That 50% mode share might be even more easily attainable with infrastructure like this.  According to Grist, a London architect has proposed a network of elevated bikeways called SkyCycle.  The idea is to separate bicycles from cars without having to reduce lanes or parking.  Given the relative reluctance to spend large amounts on bike infrastructure relative to lane widening etc. in most places, I’m not going to hold my breath for elevated bikeways in Richmond, but it would be cool to zoom along Broad Street above it all!

To find out more about what is actually planned and possible in the near term for Richmond, you can ask Jakob Helmboldt, the city’s Bicycle and Pedestrian Coordinator.  He’s the featured guest at tomorrow’s (9/12) Sierra Club meeting at the Science Museum, 7 p.m.  See this link for details.

Mayo Bridge Experiment

3 Sep

A reader named Susan shared a video on the blog’s Facebook page and it’s so cool I wanted to highlight it further.  Here’s the Vimeo link.  It documents an effort by planning students in Cleveland to envision the transformation of a couple of blocks of Rockwell Avenue into a “complete and green street.”  As you probably know, “complete streets” are ones that are friendly and safe for all users, prioritizing cyclists and pedestrians to the same degree as cars.

Here’s the part that really grabs me: it makes clear that you can try out, say, a separated cycle track on a temporary basis to see how it works!  It’s such a simple and obvious thing, but I’ve never seen an example of this kind of experiment before.  Debates about bike lanes and such are otherwise abstract and occur at the level of drawings and statistics.  This way you can get a very clear and concrete sense of what effects a change will likely have.

So, here’s my thought.  The Planning Commission is meeting tomorrow (see complete info below), and one item on the agenda is the Riverfront Plan.  That plan calls for a road diet on the Mayo Bridge, converting it from four lanes into two, to make it much more bicycle- and pedestrian-friendly.  Why not just try it out for a few weeks?  If traffic engineers are concerned about the effects, well why don’t we do an experiment?  Use temporary striping, bollards, planters, and/or signage to narrow the bridge.  If chaos ensues, then we’ll know.  If people find it really appealing, we’ll have a sense of that too.

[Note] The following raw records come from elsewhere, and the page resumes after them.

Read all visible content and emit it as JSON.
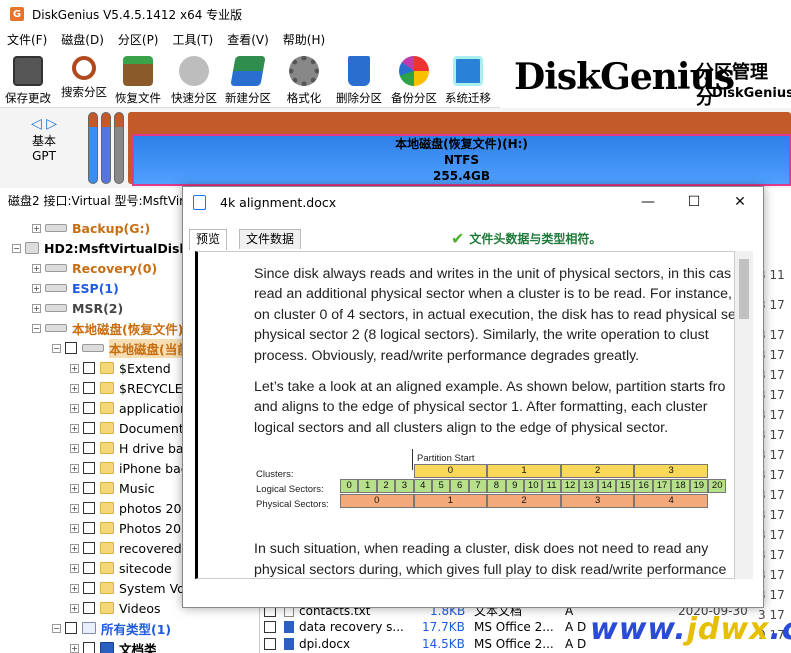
{
  "app": {
    "title": "DiskGenius V5.4.5.1412 x64 专业版",
    "icon_letter": "G"
  },
  "menu": [
    "文件(F)",
    "磁盘(D)",
    "分区(P)",
    "工具(T)",
    "查看(V)",
    "帮助(H)"
  ],
  "toolbar": [
    {
      "label": "保存更改",
      "icon": "save-icon",
      "color": "#555"
    },
    {
      "label": "搜索分区",
      "icon": "magnifier-icon",
      "color": "#b04a1e"
    },
    {
      "label": "恢复文件",
      "icon": "recover-box-icon",
      "color": "#7a4a1e"
    },
    {
      "label": "快速分区",
      "icon": "disk-icon",
      "color": "#9a9a9a"
    },
    {
      "label": "新建分区",
      "icon": "layers-icon",
      "color": "#2f8e4e"
    },
    {
      "label": "格式化",
      "icon": "format-gear-icon",
      "color": "#777"
    },
    {
      "label": "删除分区",
      "icon": "trash-icon",
      "color": "#2a6fd0"
    },
    {
      "label": "备份分区",
      "icon": "pie-icon",
      "color": "#c23ab2"
    },
    {
      "label": "系统迁移",
      "icon": "windows-migrate-icon",
      "color": "#2a82d8"
    }
  ],
  "brand": {
    "logo": "DiskGenius",
    "right1": "分区管理 分",
    "right2": "DiskGenius"
  },
  "disk": {
    "line1": "基本",
    "line2": "GPT",
    "partition_name": "本地磁盘(恢复文件)(H:)",
    "fs": "NTFS",
    "size": "255.4GB"
  },
  "infoline": "磁盘2 接口:Virtual  型号:MsftVir",
  "tree": [
    {
      "text": "Backup(G:)",
      "style": "orange"
    },
    {
      "text": "HD2:MsftVirtualDisk(",
      "style": "plain"
    },
    {
      "text": "Recovery(0)",
      "style": "orange"
    },
    {
      "text": "ESP(1)",
      "style": "blue"
    },
    {
      "text": "MSR(2)",
      "style": "gray"
    },
    {
      "text": "本地磁盘(恢复文件)(",
      "style": "orange"
    },
    {
      "text": "本地磁盘(当前分",
      "style": "orange"
    },
    {
      "text": "$Extend",
      "style": "plain"
    },
    {
      "text": "$RECYCLE.",
      "style": "plain"
    },
    {
      "text": "application",
      "style": "plain"
    },
    {
      "text": "Documents",
      "style": "plain"
    },
    {
      "text": "H drive ba",
      "style": "plain"
    },
    {
      "text": "iPhone bac",
      "style": "plain"
    },
    {
      "text": "Music",
      "style": "plain"
    },
    {
      "text": "photos 202",
      "style": "plain"
    },
    {
      "text": "Photos 202",
      "style": "plain"
    },
    {
      "text": "recovered",
      "style": "plain"
    },
    {
      "text": "sitecode",
      "style": "plain"
    },
    {
      "text": "System Vo",
      "style": "plain"
    },
    {
      "text": "Videos",
      "style": "plain"
    },
    {
      "text": "所有类型(1)",
      "style": "blue"
    },
    {
      "text": "文档类",
      "style": "plain"
    }
  ],
  "filelist": [
    {
      "name": "contacts.txt",
      "size": "1.8KB",
      "type": "文本文档",
      "attr": "A",
      "date": "2020-09-30"
    },
    {
      "name": "data recovery s...",
      "size": "17.7KB",
      "type": "MS Office 2...",
      "attr": "A D",
      "date": ""
    },
    {
      "name": "dpi.docx",
      "size": "14.5KB",
      "type": "MS Office 2...",
      "attr": "A D",
      "date": ""
    }
  ],
  "right_times": [
    "3 11",
    "3 17",
    "3 17",
    "3 17",
    "3 17",
    "3 17",
    "3 17",
    "3 17",
    "3 17",
    "3 17",
    "3 17",
    "3 17",
    "3 17",
    "3 17",
    "3 17",
    "3 17",
    "3 17",
    "9 17"
  ],
  "dialog": {
    "title": "4k alignment.docx",
    "tab_preview": "预览",
    "tab_data": "文件数据",
    "match_msg": "文件头数据与类型相符。",
    "para1": [
      "Since disk always reads and writes in the unit of physical sectors, in this cas",
      "read an additional physical sector when a cluster is to be read. For instance, t",
      "on cluster 0 of 4 sectors, in actual execution, the disk has to read physical se",
      "physical sector 2 (8 logical sectors). Similarly, the write operation to clust",
      "process. Obviously, read/write performance degrades greatly."
    ],
    "para2": [
      "Let’s take a look at an aligned example. As shown below, partition starts fro",
      "and aligns to the edge of physical sector 1. After formatting, each cluster",
      "logical sectors and all clusters align to the edge of physical sector."
    ],
    "para3": [
      "In such situation, when reading a cluster, disk does not need to read any",
      "physical sectors during, which gives full play to disk read/write performance"
    ],
    "diagram": {
      "partition_start": "Partition Start",
      "row_clusters": "Clusters:",
      "row_logical": "Logical Sectors:",
      "row_physical": "Physical Sectors:",
      "clusters": [
        "0",
        "1",
        "2",
        "3"
      ],
      "logical": [
        "0",
        "1",
        "2",
        "3",
        "4",
        "5",
        "6",
        "7",
        "8",
        "9",
        "10",
        "11",
        "12",
        "13",
        "14",
        "15",
        "16",
        "17",
        "18",
        "19",
        "20"
      ],
      "physical": [
        "0",
        "1",
        "2",
        "3",
        "4"
      ]
    }
  },
  "watermark": {
    "prefix": "www.",
    "main": "jdwx",
    "suffix": ".cn"
  }
}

Assuming a positive outcome, this could be a good way to convince the skeptics (traffic engineers) that new traffic patterns and bicycle accommodations will actually work and not disrupt things as much as they fear.

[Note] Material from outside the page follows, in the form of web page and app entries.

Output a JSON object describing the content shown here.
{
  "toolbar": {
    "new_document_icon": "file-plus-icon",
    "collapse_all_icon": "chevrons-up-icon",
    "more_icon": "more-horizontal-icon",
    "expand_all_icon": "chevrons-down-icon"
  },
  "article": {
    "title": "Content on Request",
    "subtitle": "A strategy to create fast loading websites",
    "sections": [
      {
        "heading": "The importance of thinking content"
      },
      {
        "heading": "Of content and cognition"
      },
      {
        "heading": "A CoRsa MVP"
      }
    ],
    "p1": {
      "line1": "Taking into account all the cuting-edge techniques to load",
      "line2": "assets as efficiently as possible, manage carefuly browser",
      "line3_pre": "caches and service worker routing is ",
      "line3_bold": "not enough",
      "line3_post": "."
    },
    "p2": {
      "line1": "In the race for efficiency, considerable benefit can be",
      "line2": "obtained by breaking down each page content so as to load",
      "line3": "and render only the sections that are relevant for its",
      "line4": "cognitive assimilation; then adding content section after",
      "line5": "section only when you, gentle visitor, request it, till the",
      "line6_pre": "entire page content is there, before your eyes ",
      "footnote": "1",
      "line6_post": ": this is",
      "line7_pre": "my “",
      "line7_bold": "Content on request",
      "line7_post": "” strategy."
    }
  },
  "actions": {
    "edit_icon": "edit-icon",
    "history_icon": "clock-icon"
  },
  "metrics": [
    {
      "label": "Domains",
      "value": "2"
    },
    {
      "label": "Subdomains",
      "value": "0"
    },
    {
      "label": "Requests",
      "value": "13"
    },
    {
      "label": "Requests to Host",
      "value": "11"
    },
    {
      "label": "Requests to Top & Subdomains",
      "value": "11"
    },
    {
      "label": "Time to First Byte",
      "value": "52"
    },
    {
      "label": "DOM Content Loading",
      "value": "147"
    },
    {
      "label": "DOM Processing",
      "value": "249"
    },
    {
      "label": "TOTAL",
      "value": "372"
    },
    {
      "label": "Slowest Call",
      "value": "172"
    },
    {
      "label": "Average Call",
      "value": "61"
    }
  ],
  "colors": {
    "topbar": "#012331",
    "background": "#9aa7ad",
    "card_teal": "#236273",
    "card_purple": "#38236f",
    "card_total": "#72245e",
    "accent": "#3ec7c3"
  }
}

Do consider attending the Planning Commission meeting tomorrow if you can make it.  It’s at 1:30 p.m. at City Hall.  Further details are on the official agenda.